• [PROBLEM]: Using the listing below, report all lines holding the word "arrow".

• [RECORDS FOR THE TASK]:
Start of Block

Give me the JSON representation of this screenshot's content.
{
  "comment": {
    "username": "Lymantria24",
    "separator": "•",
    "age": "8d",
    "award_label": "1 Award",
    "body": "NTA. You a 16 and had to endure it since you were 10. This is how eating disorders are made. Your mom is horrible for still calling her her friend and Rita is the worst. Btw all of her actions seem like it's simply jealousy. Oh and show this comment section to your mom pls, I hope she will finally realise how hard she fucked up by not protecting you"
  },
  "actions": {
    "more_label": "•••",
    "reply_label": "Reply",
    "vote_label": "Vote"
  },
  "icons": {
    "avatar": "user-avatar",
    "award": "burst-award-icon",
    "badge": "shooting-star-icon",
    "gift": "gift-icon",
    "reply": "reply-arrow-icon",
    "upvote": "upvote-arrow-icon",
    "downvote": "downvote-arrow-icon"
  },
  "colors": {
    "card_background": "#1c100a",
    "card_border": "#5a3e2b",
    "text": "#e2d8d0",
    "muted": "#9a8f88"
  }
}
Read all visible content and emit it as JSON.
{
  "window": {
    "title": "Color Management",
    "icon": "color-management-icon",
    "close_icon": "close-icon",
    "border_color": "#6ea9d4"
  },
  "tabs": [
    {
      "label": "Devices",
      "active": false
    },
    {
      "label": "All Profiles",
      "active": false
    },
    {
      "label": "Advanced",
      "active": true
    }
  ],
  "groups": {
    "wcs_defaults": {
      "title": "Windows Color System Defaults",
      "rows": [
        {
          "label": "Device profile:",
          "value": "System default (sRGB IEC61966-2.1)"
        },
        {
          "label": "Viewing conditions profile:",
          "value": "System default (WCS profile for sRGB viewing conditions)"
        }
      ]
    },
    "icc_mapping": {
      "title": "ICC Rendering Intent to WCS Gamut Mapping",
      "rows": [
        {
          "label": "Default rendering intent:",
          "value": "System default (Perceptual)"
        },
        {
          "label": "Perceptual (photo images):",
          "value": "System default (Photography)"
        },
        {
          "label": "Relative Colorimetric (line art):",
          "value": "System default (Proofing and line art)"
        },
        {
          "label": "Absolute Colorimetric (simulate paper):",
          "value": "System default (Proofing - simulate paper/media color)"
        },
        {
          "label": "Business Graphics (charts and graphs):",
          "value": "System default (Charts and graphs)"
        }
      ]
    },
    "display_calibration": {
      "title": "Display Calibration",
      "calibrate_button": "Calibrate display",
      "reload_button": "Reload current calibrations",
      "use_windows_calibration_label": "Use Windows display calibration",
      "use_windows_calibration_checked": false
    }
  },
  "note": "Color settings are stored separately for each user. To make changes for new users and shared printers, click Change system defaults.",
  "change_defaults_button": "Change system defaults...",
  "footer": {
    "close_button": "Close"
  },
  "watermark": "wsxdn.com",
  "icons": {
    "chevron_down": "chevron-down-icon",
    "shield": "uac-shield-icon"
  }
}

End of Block

• [REPLY TO THE TASK]:
    "reply": "reply-arrow-icon",
    "upvote": "upvote-arrow-icon",
    "downvote": "downvote-arrow-icon"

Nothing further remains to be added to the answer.